__Work request__. The answer should consist of each line below that contains the word "Implementation".

__Provided records__.
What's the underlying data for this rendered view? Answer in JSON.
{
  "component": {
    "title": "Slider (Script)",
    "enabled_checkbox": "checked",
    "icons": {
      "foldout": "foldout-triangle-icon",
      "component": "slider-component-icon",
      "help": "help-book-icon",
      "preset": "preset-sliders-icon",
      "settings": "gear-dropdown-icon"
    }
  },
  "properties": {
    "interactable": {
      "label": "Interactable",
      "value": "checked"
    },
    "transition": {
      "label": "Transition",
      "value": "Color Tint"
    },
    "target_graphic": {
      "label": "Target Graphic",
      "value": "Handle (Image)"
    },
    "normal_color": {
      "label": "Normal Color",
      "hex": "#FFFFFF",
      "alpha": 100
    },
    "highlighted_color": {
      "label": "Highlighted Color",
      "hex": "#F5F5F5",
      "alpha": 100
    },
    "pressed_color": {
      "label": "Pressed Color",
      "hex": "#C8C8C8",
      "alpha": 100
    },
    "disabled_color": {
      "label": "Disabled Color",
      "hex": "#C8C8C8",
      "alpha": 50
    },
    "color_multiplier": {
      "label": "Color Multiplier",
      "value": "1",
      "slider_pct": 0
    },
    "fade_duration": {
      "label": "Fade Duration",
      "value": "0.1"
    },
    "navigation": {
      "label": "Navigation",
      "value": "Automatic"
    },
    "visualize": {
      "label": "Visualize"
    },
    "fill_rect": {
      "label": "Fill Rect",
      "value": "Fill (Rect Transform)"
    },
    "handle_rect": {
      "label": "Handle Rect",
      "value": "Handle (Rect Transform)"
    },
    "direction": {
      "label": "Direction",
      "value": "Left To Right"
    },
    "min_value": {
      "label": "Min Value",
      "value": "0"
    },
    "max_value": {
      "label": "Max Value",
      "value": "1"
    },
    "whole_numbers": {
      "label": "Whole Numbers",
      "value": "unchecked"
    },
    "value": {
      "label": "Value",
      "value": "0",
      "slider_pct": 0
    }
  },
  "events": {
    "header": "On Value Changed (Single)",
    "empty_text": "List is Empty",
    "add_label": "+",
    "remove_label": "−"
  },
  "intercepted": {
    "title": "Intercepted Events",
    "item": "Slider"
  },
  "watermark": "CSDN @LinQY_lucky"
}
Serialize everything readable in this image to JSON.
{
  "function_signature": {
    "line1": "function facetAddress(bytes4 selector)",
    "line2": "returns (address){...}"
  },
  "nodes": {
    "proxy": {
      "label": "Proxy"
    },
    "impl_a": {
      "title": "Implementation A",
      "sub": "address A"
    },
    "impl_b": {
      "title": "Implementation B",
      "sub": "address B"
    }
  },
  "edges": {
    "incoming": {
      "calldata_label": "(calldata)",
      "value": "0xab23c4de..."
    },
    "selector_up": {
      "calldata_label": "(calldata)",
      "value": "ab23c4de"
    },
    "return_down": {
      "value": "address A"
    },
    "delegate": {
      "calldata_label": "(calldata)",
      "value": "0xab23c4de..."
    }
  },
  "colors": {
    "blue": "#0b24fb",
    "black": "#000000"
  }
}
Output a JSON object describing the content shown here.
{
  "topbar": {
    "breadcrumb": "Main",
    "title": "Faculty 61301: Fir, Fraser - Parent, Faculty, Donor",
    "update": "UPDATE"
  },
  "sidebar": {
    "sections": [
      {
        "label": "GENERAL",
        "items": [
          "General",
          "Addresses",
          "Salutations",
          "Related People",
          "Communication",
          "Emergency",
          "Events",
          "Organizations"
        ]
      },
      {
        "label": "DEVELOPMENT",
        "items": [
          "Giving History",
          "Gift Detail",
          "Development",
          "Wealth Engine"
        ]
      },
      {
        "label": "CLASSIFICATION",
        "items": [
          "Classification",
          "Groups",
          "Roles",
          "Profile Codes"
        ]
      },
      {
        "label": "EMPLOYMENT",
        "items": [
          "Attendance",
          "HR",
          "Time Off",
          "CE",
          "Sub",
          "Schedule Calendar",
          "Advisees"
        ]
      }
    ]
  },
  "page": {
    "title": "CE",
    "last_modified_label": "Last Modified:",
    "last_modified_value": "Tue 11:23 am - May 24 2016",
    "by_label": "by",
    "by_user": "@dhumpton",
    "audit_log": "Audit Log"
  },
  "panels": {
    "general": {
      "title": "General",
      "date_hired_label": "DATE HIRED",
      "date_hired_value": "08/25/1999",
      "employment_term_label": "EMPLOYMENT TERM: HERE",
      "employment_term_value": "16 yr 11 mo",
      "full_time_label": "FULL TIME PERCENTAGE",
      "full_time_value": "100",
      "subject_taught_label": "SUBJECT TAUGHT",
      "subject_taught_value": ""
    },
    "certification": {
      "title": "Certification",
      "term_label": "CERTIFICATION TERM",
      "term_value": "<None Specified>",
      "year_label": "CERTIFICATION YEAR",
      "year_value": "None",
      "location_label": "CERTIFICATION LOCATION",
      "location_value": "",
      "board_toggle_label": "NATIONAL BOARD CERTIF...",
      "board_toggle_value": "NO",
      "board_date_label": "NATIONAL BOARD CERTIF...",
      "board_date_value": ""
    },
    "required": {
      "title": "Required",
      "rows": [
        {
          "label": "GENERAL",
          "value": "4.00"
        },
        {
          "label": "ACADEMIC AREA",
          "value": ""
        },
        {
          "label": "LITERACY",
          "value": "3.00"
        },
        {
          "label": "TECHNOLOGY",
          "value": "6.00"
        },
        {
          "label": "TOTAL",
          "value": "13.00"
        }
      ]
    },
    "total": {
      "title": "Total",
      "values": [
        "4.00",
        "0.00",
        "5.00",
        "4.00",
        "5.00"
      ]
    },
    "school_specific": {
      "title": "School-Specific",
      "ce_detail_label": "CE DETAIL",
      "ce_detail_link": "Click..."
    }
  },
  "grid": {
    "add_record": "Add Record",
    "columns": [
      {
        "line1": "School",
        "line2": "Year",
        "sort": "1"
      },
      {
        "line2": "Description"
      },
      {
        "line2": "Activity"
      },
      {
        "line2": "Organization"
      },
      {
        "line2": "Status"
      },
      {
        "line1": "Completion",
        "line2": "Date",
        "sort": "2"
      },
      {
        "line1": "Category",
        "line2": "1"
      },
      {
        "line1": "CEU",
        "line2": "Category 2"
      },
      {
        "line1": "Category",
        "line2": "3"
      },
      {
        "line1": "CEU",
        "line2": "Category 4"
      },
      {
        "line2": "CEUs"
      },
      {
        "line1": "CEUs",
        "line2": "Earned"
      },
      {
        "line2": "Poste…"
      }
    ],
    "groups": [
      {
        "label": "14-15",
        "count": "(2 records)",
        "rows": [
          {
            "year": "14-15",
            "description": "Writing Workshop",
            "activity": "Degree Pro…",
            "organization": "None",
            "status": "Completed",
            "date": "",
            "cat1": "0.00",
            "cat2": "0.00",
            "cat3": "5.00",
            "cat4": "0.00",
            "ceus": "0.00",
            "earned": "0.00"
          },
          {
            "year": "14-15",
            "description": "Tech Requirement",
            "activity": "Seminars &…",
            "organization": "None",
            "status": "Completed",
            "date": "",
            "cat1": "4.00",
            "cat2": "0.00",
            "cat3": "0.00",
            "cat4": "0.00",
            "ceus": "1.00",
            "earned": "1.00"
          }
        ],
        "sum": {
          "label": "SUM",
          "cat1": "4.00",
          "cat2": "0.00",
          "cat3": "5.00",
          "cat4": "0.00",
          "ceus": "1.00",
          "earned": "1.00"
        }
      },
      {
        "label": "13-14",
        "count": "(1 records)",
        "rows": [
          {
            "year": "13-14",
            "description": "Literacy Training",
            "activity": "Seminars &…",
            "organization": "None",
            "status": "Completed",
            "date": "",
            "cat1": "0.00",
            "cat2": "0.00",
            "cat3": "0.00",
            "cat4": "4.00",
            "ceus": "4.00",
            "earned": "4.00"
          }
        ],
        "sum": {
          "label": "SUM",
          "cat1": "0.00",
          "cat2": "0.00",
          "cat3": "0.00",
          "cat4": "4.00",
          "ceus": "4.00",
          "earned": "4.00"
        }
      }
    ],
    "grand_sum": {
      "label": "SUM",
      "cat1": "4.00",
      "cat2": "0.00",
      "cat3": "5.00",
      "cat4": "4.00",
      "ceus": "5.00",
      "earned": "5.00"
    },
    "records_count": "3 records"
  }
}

__Response box__.
      "title": "Implementation A",
      "title": "Implementation B",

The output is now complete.